#### RECORDED DATA
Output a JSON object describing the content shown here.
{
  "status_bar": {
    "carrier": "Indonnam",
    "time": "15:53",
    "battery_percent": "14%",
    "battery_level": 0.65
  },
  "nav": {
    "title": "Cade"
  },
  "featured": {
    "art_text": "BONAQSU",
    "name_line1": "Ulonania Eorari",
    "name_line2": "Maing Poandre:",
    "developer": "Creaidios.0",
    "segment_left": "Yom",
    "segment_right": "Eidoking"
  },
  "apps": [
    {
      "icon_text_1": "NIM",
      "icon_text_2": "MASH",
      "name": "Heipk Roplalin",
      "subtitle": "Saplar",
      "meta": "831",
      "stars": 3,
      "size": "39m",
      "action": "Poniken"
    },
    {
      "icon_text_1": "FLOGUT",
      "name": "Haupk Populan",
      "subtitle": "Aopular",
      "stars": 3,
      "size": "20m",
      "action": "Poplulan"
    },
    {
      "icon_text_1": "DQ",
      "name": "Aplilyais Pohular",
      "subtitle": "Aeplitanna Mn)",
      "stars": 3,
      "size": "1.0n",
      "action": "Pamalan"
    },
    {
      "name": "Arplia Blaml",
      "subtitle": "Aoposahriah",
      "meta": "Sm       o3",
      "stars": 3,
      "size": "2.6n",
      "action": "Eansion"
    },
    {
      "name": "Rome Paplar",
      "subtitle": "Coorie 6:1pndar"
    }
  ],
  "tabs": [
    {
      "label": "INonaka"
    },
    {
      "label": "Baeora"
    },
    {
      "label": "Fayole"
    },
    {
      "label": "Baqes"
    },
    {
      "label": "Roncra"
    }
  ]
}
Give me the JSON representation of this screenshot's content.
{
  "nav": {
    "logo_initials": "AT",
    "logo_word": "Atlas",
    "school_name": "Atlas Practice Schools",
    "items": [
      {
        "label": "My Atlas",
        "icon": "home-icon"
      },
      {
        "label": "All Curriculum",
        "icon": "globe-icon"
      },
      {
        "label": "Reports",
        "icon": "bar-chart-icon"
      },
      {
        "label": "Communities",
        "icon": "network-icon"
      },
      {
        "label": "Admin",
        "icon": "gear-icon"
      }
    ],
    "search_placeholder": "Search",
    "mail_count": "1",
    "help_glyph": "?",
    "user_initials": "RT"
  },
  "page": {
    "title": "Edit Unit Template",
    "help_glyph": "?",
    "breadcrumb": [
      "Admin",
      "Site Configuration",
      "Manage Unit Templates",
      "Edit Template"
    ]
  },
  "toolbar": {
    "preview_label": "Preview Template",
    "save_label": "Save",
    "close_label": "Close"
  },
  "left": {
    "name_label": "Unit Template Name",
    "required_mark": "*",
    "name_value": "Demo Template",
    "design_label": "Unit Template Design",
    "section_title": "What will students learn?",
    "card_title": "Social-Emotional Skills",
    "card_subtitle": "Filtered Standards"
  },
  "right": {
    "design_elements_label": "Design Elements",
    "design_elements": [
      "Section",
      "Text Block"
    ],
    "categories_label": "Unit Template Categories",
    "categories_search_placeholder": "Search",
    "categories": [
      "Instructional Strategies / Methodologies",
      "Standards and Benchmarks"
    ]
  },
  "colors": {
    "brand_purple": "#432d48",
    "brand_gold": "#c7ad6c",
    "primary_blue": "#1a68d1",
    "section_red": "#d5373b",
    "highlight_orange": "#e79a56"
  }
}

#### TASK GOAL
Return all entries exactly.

#### COMPLETED EXERCISE
Output a JSON object describing the content shown here.
{
  "status_bar": {
    "carrier": "Indonnam",
    "time": "15:53",
    "battery_percent": "14%",
    "battery_level": 0.65
  },
  "nav": {
    "title": "Cade"
  },
  "featured": {
    "art_text": "BONAQSU",
    "name_line1": "Ulonania Eorari",
    "name_line2": "Maing Poandre:",
    "developer": "Creaidios.0",
    "segment_left": "Yom",
    "segment_right": "Eidoking"
  },
  "apps": [
    {
      "icon_text_1": "NIM",
      "icon_text_2": "MASH",
      "name": "Heipk Roplalin",
      "subtitle": "Saplar",
      "meta": "831",
      "stars": 3,
      "size": "39m",
      "action": "Poniken"
    },
    {
      "icon_text_1": "FLOGUT",
      "name": "Haupk Populan",
      "subtitle": "Aopular",
      "stars": 3,
      "size": "20m",
      "action": "Poplulan"
    },
    {
      "icon_text_1": "DQ",
      "name": "Aplilyais Pohular",
      "subtitle": "Aeplitanna Mn)",
      "stars": 3,
      "size": "1.0n",
      "action": "Pamalan"
    },
    {
      "name": "Arplia Blaml",
      "subtitle": "Aoposahriah",
      "meta": "Sm       o3",
      "stars": 3,
      "size": "2.6n",
      "action": "Eansion"
    },
    {
      "name": "Rome Paplar",
      "subtitle": "Coorie 6:1pndar"
    }
  ],
  "tabs": [
    {
      "label": "INonaka"
    },
    {
      "label": "Baeora"
    },
    {
      "label": "Fayole"
    },
    {
      "label": "Baqes"
    },
    {
      "label": "Roncra"
    }
  ]
}
Give me the JSON representation of this screenshot's content.
{
  "nav": {
    "logo_initials": "AT",
    "logo_word": "Atlas",
    "school_name": "Atlas Practice Schools",
    "items": [
      {
        "label": "My Atlas",
        "icon": "home-icon"
      },
      {
        "label": "All Curriculum",
        "icon": "globe-icon"
      },
      {
        "label": "Reports",
        "icon": "bar-chart-icon"
      },
      {
        "label": "Communities",
        "icon": "network-icon"
      },
      {
        "label": "Admin",
        "icon": "gear-icon"
      }
    ],
    "search_placeholder": "Search",
    "mail_count": "1",
    "help_glyph": "?",
    "user_initials": "RT"
  },
  "page": {
    "title": "Edit Unit Template",
    "help_glyph": "?",
    "breadcrumb": [
      "Admin",
      "Site Configuration",
      "Manage Unit Templates",
      "Edit Template"
    ]
  },
  "toolbar": {
    "preview_label": "Preview Template",
    "save_label": "Save",
    "close_label": "Close"
  },
  "left": {
    "name_label": "Unit Template Name",
    "required_mark": "*",
    "name_value": "Demo Template",
    "design_label": "Unit Template Design",
    "section_title": "What will students learn?",
    "card_title": "Social-Emotional Skills",
    "card_subtitle": "Filtered Standards"
  },
  "right": {
    "design_elements_label": "Design Elements",
    "design_elements": [
      "Section",
      "Text Block"
    ],
    "categories_label": "Unit Template Categories",
    "categories_search_placeholder": "Search",
    "categories": [
      "Instructional Strategies / Methodologies",
      "Standards and Benchmarks"
    ]
  },
  "colors": {
    "brand_purple": "#432d48",
    "brand_gold": "#c7ad6c",
    "primary_blue": "#1a68d1",
    "section_red": "#d5373b",
    "highlight_orange": "#e79a56"
  }
}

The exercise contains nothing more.